apparently the developer for obfs4proxy does not want people to use his protocol because “it’s shelf-life expired years ago. No one should be using
it for anything at this point, and no one should have been using it
for anything for the past however many years since I first started
telling people to stop using it.”
Honestly, it is possible to create a better obfuscation protocol than obfs4, and it’s shelf-life expired years ago. No one should be using it for anything at this point, and no one should have been using it for anything for the past however many years since I first started telling people to stop using it.
People should also have listened when I told them repeatedly that there are massive issues in the protocol.
Do not ask me questions about this.
Do not use it in other projects.
Do not use it in anything new.
Use a prime order group instead of this nonsense especially if you are doing something new.
This issue would be better raised upstream to the Tor Project that they use a protocol not even recommended by the maintainer.
So if you write a warning about it on the bridges page, you should quote the maintainer’s rant entirely, but also note that Tor is still using it and that is why Whonix will still have the obfs4 bridge documentation.
No, it is much more probable that people will see if it is on the Bridges page.
Search for warnings through the wiki to get a reference on how to do one.
Also, I am not the one that is gonna decide if it is merged or not, it is not be Patrick, so maybe wait his response?
I think there problem here are the user expectations.
If there are strong hiding of Tor taking into account endless data retention with retroactive policing, then user expectations will not be met.
If however the expectation is a simple circumvention of ISP level censorship then many circumvention methods including obfs4 are still functional for many users.
However, when actually reading the Bridges or Hide_Tor_from_your_Internet_Service_Provider wiki page, that should already be abundantly clear. If not, please suggest why the existing wording doesn’t set the correct user expectations.
Author and maintainer of the Linux Tor Browser sandbox.
Related ticket where the maintainer is participating:
snowflake isn’t obfuscated either? Not sure if better or worse matters here. The hard question is, is snowflake claiming to be a censorship circumvention utility or a hide Tor utility? According to https://snowflake.torproject.org/ it’s a utility for censorship circumvention.
If you want to dig deeper, please ask upstream snowflake is designed be used in a threat model that includes endless data retention with retroactive policing.

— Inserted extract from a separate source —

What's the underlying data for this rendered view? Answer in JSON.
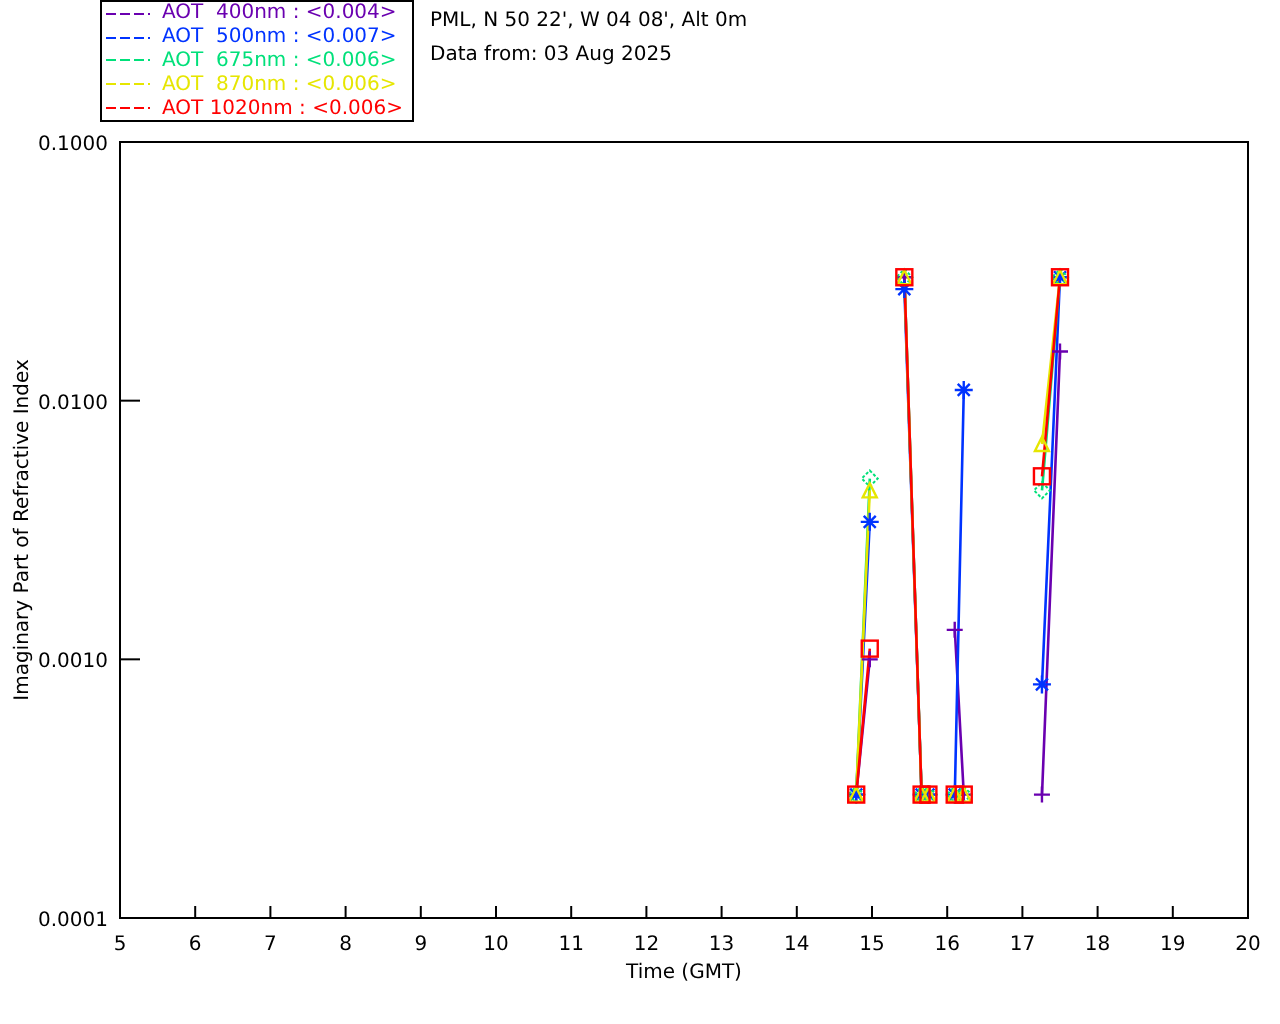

The more harsh you ask, the less confident will be the answer. “I am one of the few people in North Korea with open internet access. If I get caught, I will end up in prison or worse. Do you recommend me to use snowflake?” - That’s just an example on how to ask in a very drastic way. Obviously please don’t lie about it and waste the developer’s time. I think you’ll have hard time finding a developer taking on (moral or legal) liability by saying “Sure, it’s absolutely safe.” Highly unlikely to happen.
Therefore I think “strong guarantee to hide Tor” (or any sort of traffic) or strong stenography will remain a pipe dream forever.
I already knew obfs4 was detectable for a big enough network actor, I just never read the maintainer of that project to talk about it like that. Hide Tor use from the Internet Service Provider
This seems more the correct page, yes, all good.
At time of writing obfs4 is the only obfuscation protocol listed on bridges.torproject.org/options and there are no better alternatives available for traffic obfuscation, to hide the fact that a user is using Tor.